While the Financial Times is not normally particularly high-up on my reading list, it does carry some interesting political comment from time to time. A few years back, I recall that the FT attacked the PP for failing to properly criticise Lt Gen. Mena Aguado who famously threatened military intervention should Catalonia pass its new Statute of Autonomy.
Well in this most recent editorial, both Zapatero and Rajoy come in for criticism, but Rajoy and the PP far more so. The present government is credited with having ‘managed the macroeconomy competently but [doing] little to address structural weaknesses such as low productivity growth, a weak technology base and a huge current account deficit”.
Then, after referring to the PP’s constant scaremongering and manufacturing of doubts about the integrity of Spain, this sucker punch:
Mr Aznar also negotiated with Eta, and allied with regional forces, just like the Socialists – as whoever wins next Sunday may well have to do. The PP’s problem is that its current leaders have not completed their journey from Francoist roots to a modern centre-right.
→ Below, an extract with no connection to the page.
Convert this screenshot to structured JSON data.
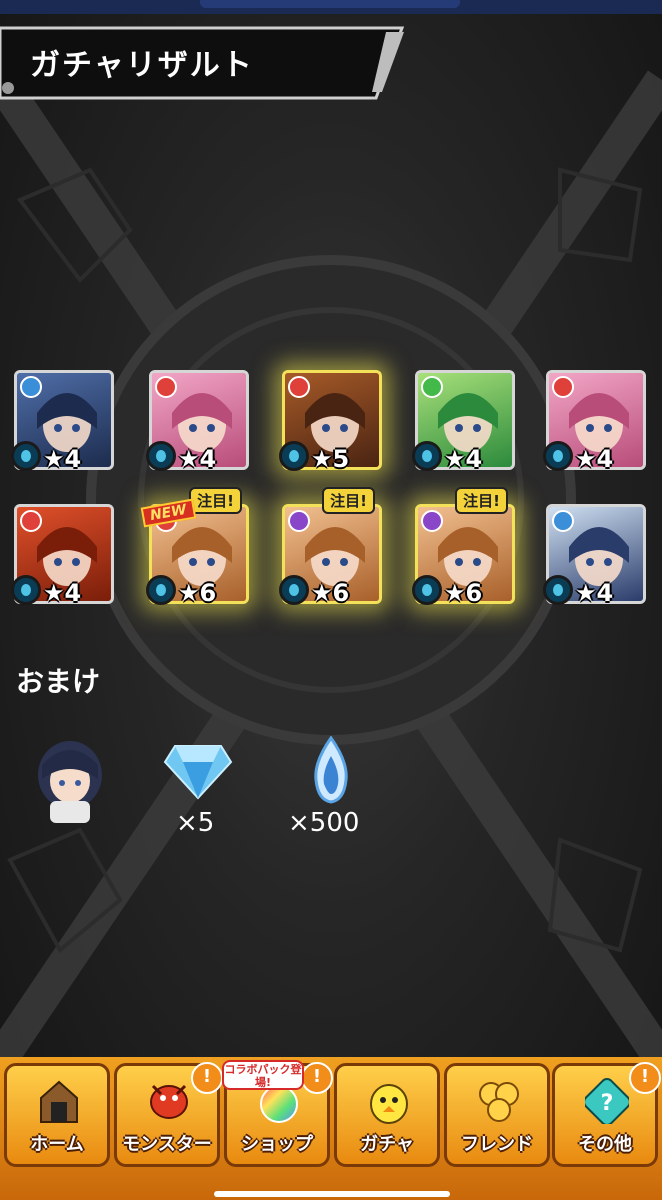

Thank you, FT. All it took was one paragraph but you’ve finally printed something which we here in Spain all know to be true and have been trying to get outsiders (as well as misguided expats here) to see. The language and non-dialogue of Francoism (if not its bizarre economic policies) live on in most of the PP’s currents. The ‘left wing’ of the party (Piqué, Gallardon etc) has just been effectively shut down. Rajoy finished yesterday’s debate with the words of the fascist Movimiento Nacional. They haven’t moved on and many of us here in Spain have been saying that for years.
Unlike in the UK, general elections in Spain remain a choice between two generally very different political parties. The PP, which simply is not a natural party of the centre-right, remains deeply conservative and has been painfully ineffective as an opposition. It would be a disaster if they were elected next weekend.
[Via: From Catalonia To Caledonia]
In a speech which should send shivers down the spine of anyone who believes in democracy, Commander of Spanish land forces Lt Gen JosÃ© Mena Aguado yesterday warned of severe consequences should Catalonia achieve further autonomy. Claiming the constitutional duty to ‘guarantee the sovereignty and independence of Spain and defend its integrity and constitutional arrangements’, the general warned that if Catalonia’s proposed new statute of autonomy were approved, it would be necessary for the military to step in.
Catalonia has sent its new Estatut to Madrid effectively demanding national status within Spain. The proposed law would hand much power to Barcelona including taxation and replacement of the supreme court. Similar reforms in the mid 1930s were used as an excuse for Franco’s military rebellion.
Spain’s highest-ranking general has asked defence minister JosÃ© Bono to sack Aguado immediately. According to some reports, Aguado has been placed under house arrest. It is illegal in Spain for military personnel to make political statements – a law which reflects the very delicate state of Spanish democracy.
Aguado’s comments, broadcast on state radio yesterday, confirm a long held suspicion that there remains a powerful counter-democratic element in Spain’s armed forces poised to seize power if it becomes displeased with the actions of the elected government. The speech, which was clearly a planned warning, also highlights the need for reform in Spain’s armed forces which have never been successfully purged of their fascistic elements. Further reform to the Civil Guard is also in the pipeline – paving the way to the demilitarisation of Spain’s police forces.
Reform of state security and the constitution (which was imposed under the threat of an extended dictatorship) must now be priorities for the elected governments of Spain and Catalonia, if they are to prevent a treacherous army taking up arms against citizens as they have in the past. It is worth noting, however, that JosÃ© Bono has now stated that he believes that Aguado was acting alone, and that there is no conspiracy behind him preparing for a coup.
Dick O’Brien has written an article on this story which better explains the whole story.
[Edited with new information; Monday 09 January at 1330]